■ What is needed
Could you give every record again, exactly as it reads?
:::::
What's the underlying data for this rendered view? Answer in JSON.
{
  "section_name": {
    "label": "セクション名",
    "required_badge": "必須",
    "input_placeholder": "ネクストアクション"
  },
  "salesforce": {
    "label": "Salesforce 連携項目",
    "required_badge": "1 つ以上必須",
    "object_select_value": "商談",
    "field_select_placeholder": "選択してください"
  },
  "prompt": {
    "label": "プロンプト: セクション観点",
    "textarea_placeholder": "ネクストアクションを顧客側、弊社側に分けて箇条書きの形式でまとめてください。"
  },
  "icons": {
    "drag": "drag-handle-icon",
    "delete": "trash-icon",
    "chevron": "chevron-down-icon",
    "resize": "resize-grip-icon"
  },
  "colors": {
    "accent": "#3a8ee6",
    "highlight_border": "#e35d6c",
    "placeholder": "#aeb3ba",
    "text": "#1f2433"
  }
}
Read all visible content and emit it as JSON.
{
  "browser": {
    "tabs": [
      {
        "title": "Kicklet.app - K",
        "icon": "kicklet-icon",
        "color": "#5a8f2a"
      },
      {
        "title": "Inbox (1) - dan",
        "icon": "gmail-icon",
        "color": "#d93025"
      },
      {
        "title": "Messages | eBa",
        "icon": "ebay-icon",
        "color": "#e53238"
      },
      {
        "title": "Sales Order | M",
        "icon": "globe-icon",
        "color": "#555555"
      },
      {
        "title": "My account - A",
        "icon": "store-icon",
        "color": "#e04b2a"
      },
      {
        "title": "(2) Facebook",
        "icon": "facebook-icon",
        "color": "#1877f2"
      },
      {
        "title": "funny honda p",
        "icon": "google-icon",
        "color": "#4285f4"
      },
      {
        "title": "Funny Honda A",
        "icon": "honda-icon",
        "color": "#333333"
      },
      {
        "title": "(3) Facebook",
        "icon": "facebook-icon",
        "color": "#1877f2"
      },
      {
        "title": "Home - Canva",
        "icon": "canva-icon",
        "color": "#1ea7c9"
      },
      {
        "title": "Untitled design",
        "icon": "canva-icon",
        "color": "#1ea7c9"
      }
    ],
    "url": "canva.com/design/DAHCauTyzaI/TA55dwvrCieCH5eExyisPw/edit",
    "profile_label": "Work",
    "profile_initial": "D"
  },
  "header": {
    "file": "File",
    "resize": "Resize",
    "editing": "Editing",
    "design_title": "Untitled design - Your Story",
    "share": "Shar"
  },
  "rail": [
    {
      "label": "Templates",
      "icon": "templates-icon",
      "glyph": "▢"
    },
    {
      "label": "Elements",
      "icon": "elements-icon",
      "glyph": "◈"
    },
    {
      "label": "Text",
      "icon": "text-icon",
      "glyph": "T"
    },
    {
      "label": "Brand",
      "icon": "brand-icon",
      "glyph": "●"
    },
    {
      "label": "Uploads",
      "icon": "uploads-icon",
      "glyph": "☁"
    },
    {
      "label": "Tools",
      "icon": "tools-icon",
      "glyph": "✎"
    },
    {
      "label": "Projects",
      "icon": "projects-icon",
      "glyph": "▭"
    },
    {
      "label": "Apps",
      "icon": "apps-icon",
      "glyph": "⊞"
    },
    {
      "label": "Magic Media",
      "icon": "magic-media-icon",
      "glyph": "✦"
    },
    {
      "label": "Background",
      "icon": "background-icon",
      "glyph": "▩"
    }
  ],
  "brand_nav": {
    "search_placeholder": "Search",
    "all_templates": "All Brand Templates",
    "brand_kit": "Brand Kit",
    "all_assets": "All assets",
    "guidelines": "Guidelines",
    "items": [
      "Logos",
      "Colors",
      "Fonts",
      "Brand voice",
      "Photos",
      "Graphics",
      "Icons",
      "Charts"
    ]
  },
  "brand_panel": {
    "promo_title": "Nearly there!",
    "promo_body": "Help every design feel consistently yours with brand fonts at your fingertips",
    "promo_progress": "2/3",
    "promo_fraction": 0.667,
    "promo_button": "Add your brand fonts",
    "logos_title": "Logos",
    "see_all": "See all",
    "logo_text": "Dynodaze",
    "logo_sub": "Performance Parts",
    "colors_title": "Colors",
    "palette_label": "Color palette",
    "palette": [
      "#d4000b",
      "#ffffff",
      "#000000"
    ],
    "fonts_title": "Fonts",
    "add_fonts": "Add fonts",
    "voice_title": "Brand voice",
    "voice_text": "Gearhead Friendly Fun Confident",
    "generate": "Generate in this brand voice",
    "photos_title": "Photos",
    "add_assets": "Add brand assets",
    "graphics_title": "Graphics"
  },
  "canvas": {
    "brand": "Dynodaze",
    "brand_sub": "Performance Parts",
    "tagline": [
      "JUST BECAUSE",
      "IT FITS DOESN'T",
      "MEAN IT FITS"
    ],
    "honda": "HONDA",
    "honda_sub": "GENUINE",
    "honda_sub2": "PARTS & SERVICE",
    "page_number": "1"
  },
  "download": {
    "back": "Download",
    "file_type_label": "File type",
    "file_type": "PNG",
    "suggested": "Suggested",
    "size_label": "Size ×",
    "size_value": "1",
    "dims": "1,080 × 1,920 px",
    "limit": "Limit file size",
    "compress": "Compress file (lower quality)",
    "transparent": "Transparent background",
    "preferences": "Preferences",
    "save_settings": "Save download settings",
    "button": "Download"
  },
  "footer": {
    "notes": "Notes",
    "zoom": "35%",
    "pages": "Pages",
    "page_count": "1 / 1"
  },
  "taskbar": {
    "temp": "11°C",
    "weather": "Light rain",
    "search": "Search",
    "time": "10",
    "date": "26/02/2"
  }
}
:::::
■ Answer to the exercise
What's the underlying data for this rendered view? Answer in JSON.
{
  "section_name": {
    "label": "セクション名",
    "required_badge": "必須",
    "input_placeholder": "ネクストアクション"
  },
  "salesforce": {
    "label": "Salesforce 連携項目",
    "required_badge": "1 つ以上必須",
    "object_select_value": "商談",
    "field_select_placeholder": "選択してください"
  },
  "prompt": {
    "label": "プロンプト: セクション観点",
    "textarea_placeholder": "ネクストアクションを顧客側、弊社側に分けて箇条書きの形式でまとめてください。"
  },
  "icons": {
    "drag": "drag-handle-icon",
    "delete": "trash-icon",
    "chevron": "chevron-down-icon",
    "resize": "resize-grip-icon"
  },
  "colors": {
    "accent": "#3a8ee6",
    "highlight_border": "#e35d6c",
    "placeholder": "#aeb3ba",
    "text": "#1f2433"
  }
}
Read all visible content and emit it as JSON.
{
  "browser": {
    "tabs": [
      {
        "title": "Kicklet.app - K",
        "icon": "kicklet-icon",
        "color": "#5a8f2a"
      },
      {
        "title": "Inbox (1) - dan",
        "icon": "gmail-icon",
        "color": "#d93025"
      },
      {
        "title": "Messages | eBa",
        "icon": "ebay-icon",
        "color": "#e53238"
      },
      {
        "title": "Sales Order | M",
        "icon": "globe-icon",
        "color": "#555555"
      },
      {
        "title": "My account - A",
        "icon": "store-icon",
        "color": "#e04b2a"
      },
      {
        "title": "(2) Facebook",
        "icon": "facebook-icon",
        "color": "#1877f2"
      },
      {
        "title": "funny honda p",
        "icon": "google-icon",
        "color": "#4285f4"
      },
      {
        "title": "Funny Honda A",
        "icon": "honda-icon",
        "color": "#333333"
      },
      {
        "title": "(3) Facebook",
        "icon": "facebook-icon",
        "color": "#1877f2"
      },
      {
        "title": "Home - Canva",
        "icon": "canva-icon",
        "color": "#1ea7c9"
      },
      {
        "title": "Untitled design",
        "icon": "canva-icon",
        "color": "#1ea7c9"
      }
    ],
    "url": "canva.com/design/DAHCauTyzaI/TA55dwvrCieCH5eExyisPw/edit",
    "profile_label": "Work",
    "profile_initial": "D"
  },
  "header": {
    "file": "File",
    "resize": "Resize",
    "editing": "Editing",
    "design_title": "Untitled design - Your Story",
    "share": "Shar"
  },
  "rail": [
    {
      "label": "Templates",
      "icon": "templates-icon",
      "glyph": "▢"
    },
    {
      "label": "Elements",
      "icon": "elements-icon",
      "glyph": "◈"
    },
    {
      "label": "Text",
      "icon": "text-icon",
      "glyph": "T"
    },
    {
      "label": "Brand",
      "icon": "brand-icon",
      "glyph": "●"
    },
    {
      "label": "Uploads",
      "icon": "uploads-icon",
      "glyph": "☁"
    },
    {
      "label": "Tools",
      "icon": "tools-icon",
      "glyph": "✎"
    },
    {
      "label": "Projects",
      "icon": "projects-icon",
      "glyph": "▭"
    },
    {
      "label": "Apps",
      "icon": "apps-icon",
      "glyph": "⊞"
    },
    {
      "label": "Magic Media",
      "icon": "magic-media-icon",
      "glyph": "✦"
    },
    {
      "label": "Background",
      "icon": "background-icon",
      "glyph": "▩"
    }
  ],
  "brand_nav": {
    "search_placeholder": "Search",
    "all_templates": "All Brand Templates",
    "brand_kit": "Brand Kit",
    "all_assets": "All assets",
    "guidelines": "Guidelines",
    "items": [
      "Logos",
      "Colors",
      "Fonts",
      "Brand voice",
      "Photos",
      "Graphics",
      "Icons",
      "Charts"
    ]
  },
  "brand_panel": {
    "promo_title": "Nearly there!",
    "promo_body": "Help every design feel consistently yours with brand fonts at your fingertips",
    "promo_progress": "2/3",
    "promo_fraction": 0.667,
    "promo_button": "Add your brand fonts",
    "logos_title": "Logos",
    "see_all": "See all",
    "logo_text": "Dynodaze",
    "logo_sub": "Performance Parts",
    "colors_title": "Colors",
    "palette_label": "Color palette",
    "palette": [
      "#d4000b",
      "#ffffff",
      "#000000"
    ],
    "fonts_title": "Fonts",
    "add_fonts": "Add fonts",
    "voice_title": "Brand voice",
    "voice_text": "Gearhead Friendly Fun Confident",
    "generate": "Generate in this brand voice",
    "photos_title": "Photos",
    "add_assets": "Add brand assets",
    "graphics_title": "Graphics"
  },
  "canvas": {
    "brand": "Dynodaze",
    "brand_sub": "Performance Parts",
    "tagline": [
      "JUST BECAUSE",
      "IT FITS DOESN'T",
      "MEAN IT FITS"
    ],
    "honda": "HONDA",
    "honda_sub": "GENUINE",
    "honda_sub2": "PARTS & SERVICE",
    "page_number": "1"
  },
  "download": {
    "back": "Download",
    "file_type_label": "File type",
    "file_type": "PNG",
    "suggested": "Suggested",
    "size_label": "Size ×",
    "size_value": "1",
    "dims": "1,080 × 1,920 px",
    "limit": "Limit file size",
    "compress": "Compress file (lower quality)",
    "transparent": "Transparent background",
    "preferences": "Preferences",
    "save_settings": "Save download settings",
    "button": "Download"
  },
  "footer": {
    "notes": "Notes",
    "zoom": "35%",
    "pages": "Pages",
    "page_count": "1 / 1"
  },
  "taskbar": {
    "temp": "11°C",
    "weather": "Light rain",
    "search": "Search",
    "time": "10",
    "date": "26/02/2"
  }
}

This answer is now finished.